March 7, 2018 at the Texas Tech University New Music Festival
Movement concepts and direction: Anne Wharton
Conductor: Skye Brown
Videographer: Sarah Wingfield
Choreographers and dancers:
Almendra Melodía González Berríos, Sarah Midgley,
Kris Olson, Sydney Petitt, Anne Wharton
Musicians: Patrick Alarcon (horn),
Raquel Bruening (clarinet), Briana Dunn (flute),
Mikhail Johnson (piano), Haley Kirychuk (violin),
Rachel Mazzucco (harp), Neemias Santos (cello)
flute, clarinet, horn, harp, violin, cello, piano
Echoing the sensations of watching silent sunsets on the horizon or the flow of water beneath your feet on a bridge, this piece explores relationships with temporal landscape through sound and body.

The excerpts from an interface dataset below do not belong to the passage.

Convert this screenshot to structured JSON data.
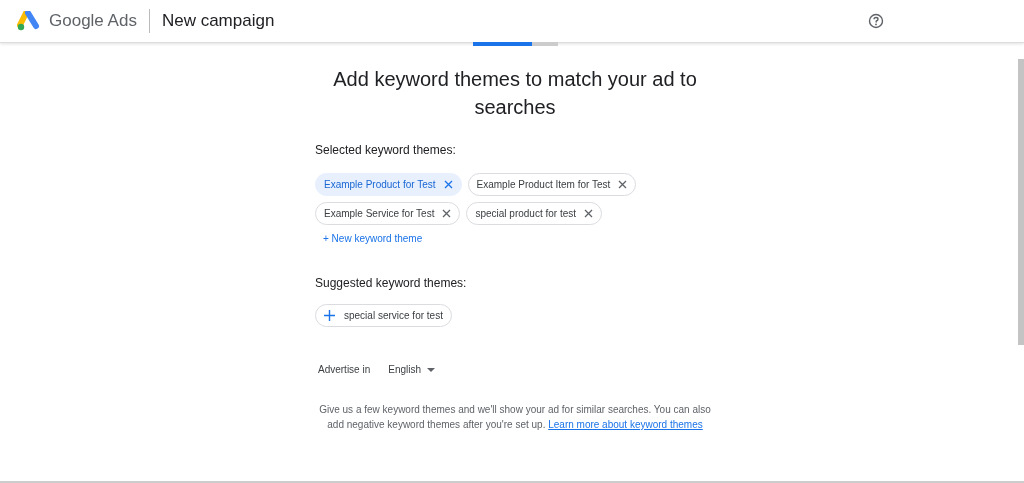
{
  "header": {
    "product": "Google Ads",
    "title": "New campaign"
  },
  "progress": {
    "level": 0.7
  },
  "heading": "Add keyword themes to match your ad to searches",
  "selected_section": {
    "label": "Selected keyword themes:",
    "chips": [
      {
        "label": "Example Product for Test",
        "selected": true
      },
      {
        "label": "Example Product Item for Test",
        "selected": false
      },
      {
        "label": "Example Service for Test",
        "selected": false
      },
      {
        "label": "special product for test",
        "selected": false
      }
    ],
    "add_link": "+ New keyword theme"
  },
  "suggested_section": {
    "label": "Suggested keyword themes:",
    "chips": [
      {
        "label": "special service for test"
      }
    ]
  },
  "language": {
    "label": "Advertise in",
    "value": "English"
  },
  "help_text": "Give us a few keyword themes and we'll show your ad for similar searches. You can also add negative keyword themes after you're set up.",
  "help_link": "Learn more about keyword themes"
}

Inspired by the Rio Grande River and Lubbock landscapes, the
performance weaves dance through a chamber ensemble blurring lines between concert music and concert dance.
Elyse: Back in 2016, I attended a music composition festival that had an option to collaborate with choreographers. I didn’t take advantage of the opportunity then, but when I started thinking about my doctoral project I decided to find my way to that experience. When I met you in our Music and Gender class and found out your background was in dance, I decided to approach you about collaborating.
Anne: Yeah, I had just finised a research project on the absence of female composers in modern dance and was really excited to create work to fill that gender gap. We met at the Starbucks in the SUB in April of 2017 and started making a list of subjects that interested us. I think we had everything from Palo Duro Canyon to Star Trek, but we ended up running with this sensation I had from visiting the Rio Grande Gorge Bridge outside of Taos, New Mexico. I remember staring off into the calm of the canyon on the horizon and also getting pulled back into the present with the rush of the river directly beneath me; there was a softening and sharpening of perspective and a curve in time.
Elyse: I latched onto that idea and started developing harmonic material. In the summer of 2017, I wrote the four movements to overall form an arc shape in terms of style and form. The first and fourth are high-energy and I used ostinatos and rhythmic motives. On the other hand, I created more of a atmospheric soundscape with the second and third movements. We had talked a lot about improvisation when we met for coffee so I made the second movement aleatoric and planned to have both the musicians and dancers improvise that movement. I wrote the third movement to sound improvised but strictly dicatated the whole composition. Throughout Perspectives, I featured all twelve chromatic pitches just organized in different ways and in different amounts.
Anne: We met up in J&B, huddling over your laptop and sharing earbuds for me to hear your score for the first time. I don’t think I really knew what to expect and definitely had to listen to the third a couple of times before I started getting movement ideas. The more I listened, and especially as I started choreographing and rehearsing with my dancers, each movement started to represent a landscape aspect. The first movement was always water for me; both the timeless strength of the Rio Grande River but also the playful splashes of droplets and the chaos of the cascades. The third movement was about trees for me. As the dancers worked through improvised movement scores, we started developing these ideas of weaving, tangling roots.
Elyse: The second aleatoric movement was interesting. Because Sibelius won’t render it, we had no audio except what I heard in my head, until the first time the ensemble rehearsed the piece and I was able to make a recording. So instead of the music providing a rhythm for the dancers, the dancers came up with the rhythm.
Anne: Yeah, we started with a footwork pattern from a traditional dance in Southern France, bourrée à trois temps. The whole movement score came out of that very specific rhythm. It had playful qualities but also developed some gravity. I started thinking of it as the rocks or the dirt piece; little rocks happily tumbling down the canyon but also the smooth stones shaped by the endless rush of the river.
Elyse: And then we decided to continue with this idea of perspectives and use a film at the end of the evening to provide yet another different visual angle.
Anne: I somehow managed to convince my friend Sarah from Austin to drive up for a weekend of filming. I started thinking about the Lubbock horizon, the beautiful sunsets and sunrises we have here, and how our narratives interweave with our environment. The idea of body as landscape.
Photo Credit: Heather Beltz